(Beginning of Data for this task)
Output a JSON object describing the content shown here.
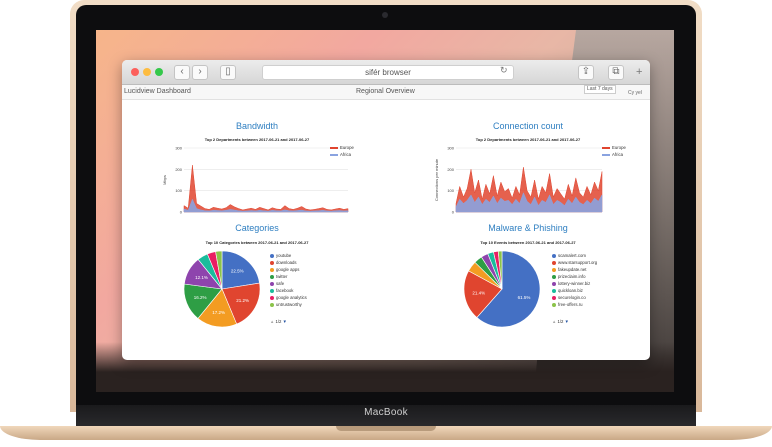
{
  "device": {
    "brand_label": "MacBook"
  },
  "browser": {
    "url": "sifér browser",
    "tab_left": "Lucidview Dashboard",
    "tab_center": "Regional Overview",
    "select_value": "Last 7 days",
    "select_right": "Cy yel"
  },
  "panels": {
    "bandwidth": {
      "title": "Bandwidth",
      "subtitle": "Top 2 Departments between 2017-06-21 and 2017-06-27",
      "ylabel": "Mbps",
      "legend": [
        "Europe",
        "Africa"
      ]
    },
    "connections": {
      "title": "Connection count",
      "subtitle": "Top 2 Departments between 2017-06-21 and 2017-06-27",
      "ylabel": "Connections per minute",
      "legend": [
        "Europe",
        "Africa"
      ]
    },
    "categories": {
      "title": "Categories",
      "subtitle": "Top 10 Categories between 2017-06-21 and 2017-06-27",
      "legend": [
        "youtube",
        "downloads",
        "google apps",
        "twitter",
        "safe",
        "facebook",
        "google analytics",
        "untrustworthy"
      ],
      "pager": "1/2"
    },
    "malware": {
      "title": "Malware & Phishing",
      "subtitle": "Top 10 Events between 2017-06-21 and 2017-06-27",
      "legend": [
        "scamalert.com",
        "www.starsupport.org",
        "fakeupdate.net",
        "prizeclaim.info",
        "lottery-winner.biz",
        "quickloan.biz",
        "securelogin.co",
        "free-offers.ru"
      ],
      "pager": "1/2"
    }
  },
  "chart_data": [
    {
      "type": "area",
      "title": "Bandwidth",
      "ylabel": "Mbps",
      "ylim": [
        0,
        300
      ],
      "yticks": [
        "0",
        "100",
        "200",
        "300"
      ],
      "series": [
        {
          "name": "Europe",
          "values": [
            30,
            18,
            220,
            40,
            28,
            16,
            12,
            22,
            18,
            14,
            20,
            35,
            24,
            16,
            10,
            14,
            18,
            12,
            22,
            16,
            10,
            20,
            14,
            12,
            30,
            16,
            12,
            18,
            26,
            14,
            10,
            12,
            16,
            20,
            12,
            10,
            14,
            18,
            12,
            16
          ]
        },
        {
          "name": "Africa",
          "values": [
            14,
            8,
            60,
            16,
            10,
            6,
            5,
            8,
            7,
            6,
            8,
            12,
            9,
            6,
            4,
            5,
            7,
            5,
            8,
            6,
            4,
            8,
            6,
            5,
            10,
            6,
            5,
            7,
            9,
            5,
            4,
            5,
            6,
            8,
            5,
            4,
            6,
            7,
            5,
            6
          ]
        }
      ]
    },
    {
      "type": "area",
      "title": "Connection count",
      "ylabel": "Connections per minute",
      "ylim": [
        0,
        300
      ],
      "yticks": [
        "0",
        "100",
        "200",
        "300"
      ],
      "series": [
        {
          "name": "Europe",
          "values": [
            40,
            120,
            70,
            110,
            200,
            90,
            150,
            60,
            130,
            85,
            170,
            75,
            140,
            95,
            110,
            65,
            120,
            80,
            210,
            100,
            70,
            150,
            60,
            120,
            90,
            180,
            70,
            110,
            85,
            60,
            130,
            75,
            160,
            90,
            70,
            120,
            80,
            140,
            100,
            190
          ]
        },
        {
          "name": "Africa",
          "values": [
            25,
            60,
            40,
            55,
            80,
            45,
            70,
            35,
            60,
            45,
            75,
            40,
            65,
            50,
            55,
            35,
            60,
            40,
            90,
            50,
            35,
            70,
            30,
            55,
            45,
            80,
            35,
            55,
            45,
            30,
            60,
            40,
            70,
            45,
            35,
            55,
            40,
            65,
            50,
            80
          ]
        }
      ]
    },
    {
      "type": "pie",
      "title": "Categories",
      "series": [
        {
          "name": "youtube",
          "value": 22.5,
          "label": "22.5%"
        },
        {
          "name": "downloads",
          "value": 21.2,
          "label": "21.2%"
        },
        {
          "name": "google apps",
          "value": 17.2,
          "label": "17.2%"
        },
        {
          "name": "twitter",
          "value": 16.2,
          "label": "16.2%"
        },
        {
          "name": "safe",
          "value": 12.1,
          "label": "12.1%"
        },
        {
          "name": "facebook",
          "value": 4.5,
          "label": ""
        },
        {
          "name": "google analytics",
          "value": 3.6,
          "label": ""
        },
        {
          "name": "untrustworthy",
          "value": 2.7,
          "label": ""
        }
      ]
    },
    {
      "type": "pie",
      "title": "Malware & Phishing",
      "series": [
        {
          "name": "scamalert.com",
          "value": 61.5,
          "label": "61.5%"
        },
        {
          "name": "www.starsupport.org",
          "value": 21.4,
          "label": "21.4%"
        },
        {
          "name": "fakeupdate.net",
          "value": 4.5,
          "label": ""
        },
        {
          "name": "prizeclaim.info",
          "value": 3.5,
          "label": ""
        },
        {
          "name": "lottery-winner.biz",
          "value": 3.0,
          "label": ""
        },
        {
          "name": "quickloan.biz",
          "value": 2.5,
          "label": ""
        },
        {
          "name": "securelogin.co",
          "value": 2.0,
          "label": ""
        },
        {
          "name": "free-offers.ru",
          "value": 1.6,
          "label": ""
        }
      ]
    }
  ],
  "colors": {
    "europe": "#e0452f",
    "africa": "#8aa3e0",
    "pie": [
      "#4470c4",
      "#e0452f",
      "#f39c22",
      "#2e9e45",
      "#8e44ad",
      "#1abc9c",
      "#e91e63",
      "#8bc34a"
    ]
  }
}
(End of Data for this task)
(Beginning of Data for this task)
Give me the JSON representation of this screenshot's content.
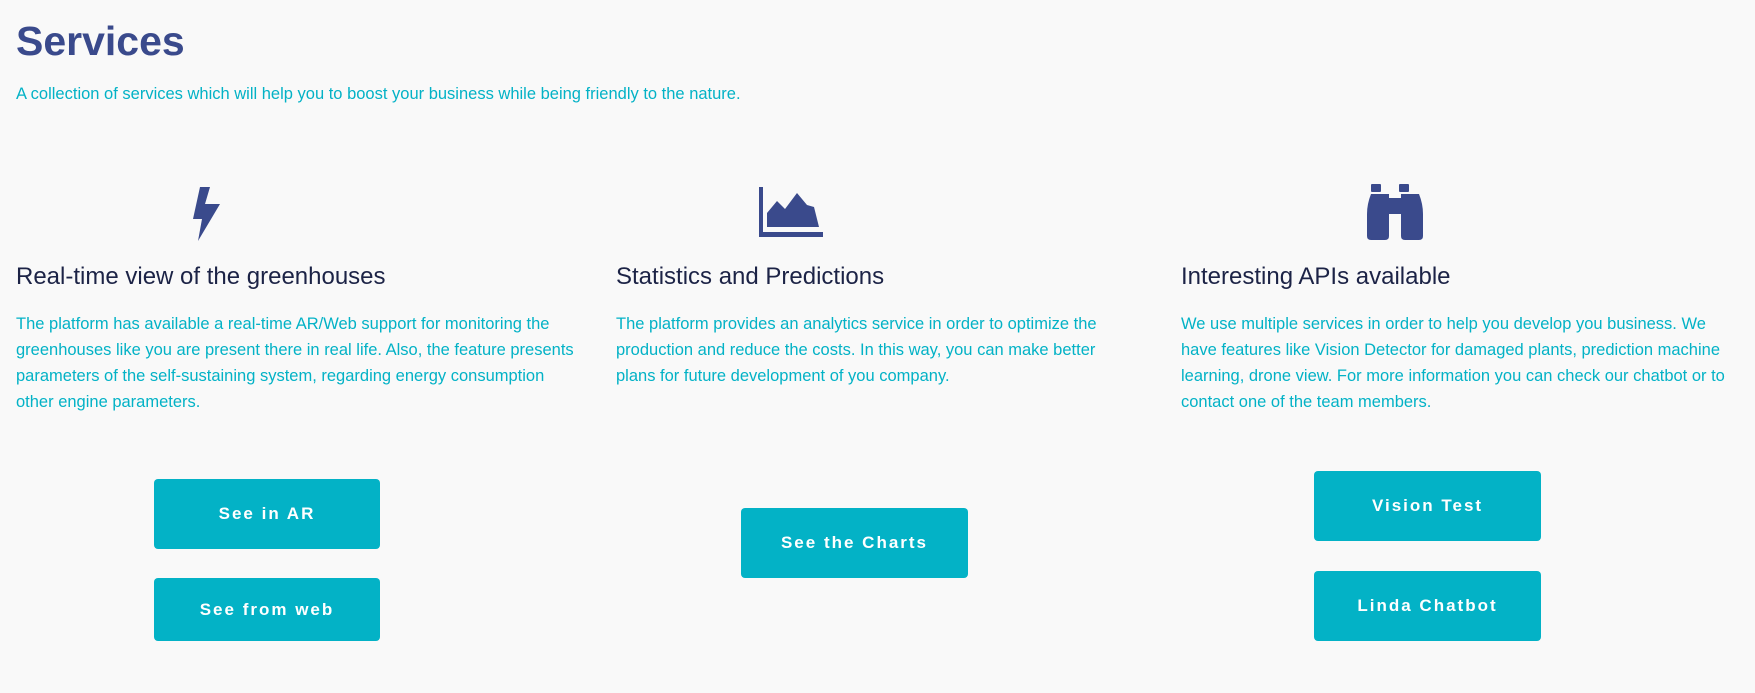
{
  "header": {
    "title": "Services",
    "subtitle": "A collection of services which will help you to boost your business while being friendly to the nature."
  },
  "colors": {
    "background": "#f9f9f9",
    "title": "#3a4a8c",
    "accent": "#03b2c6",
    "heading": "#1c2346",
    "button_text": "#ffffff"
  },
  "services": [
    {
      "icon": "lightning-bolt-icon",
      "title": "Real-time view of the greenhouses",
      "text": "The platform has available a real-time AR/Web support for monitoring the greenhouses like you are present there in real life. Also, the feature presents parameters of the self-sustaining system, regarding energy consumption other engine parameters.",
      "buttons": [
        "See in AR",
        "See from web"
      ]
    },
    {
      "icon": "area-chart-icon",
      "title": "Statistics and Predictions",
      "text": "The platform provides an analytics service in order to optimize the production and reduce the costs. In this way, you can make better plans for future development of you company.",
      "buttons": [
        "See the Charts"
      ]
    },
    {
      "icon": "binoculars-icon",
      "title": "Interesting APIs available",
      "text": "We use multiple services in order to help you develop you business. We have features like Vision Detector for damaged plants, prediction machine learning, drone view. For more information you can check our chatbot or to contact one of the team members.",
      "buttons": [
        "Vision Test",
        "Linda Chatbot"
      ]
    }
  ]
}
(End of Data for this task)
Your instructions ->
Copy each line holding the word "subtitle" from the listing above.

Output of the exercise ->
      "subtitle": "Top 2 Departments between 2017-06-21 and 2017-06-27",
      "subtitle": "Top 2 Departments between 2017-06-21 and 2017-06-27",
      "subtitle": "Top 10 Categories between 2017-06-21 and 2017-06-27",
      "subtitle": "Top 10 Events between 2017-06-21 and 2017-06-27",
    "subtitle": "A collection of services which will help you to boost your business while being friendly to the nature."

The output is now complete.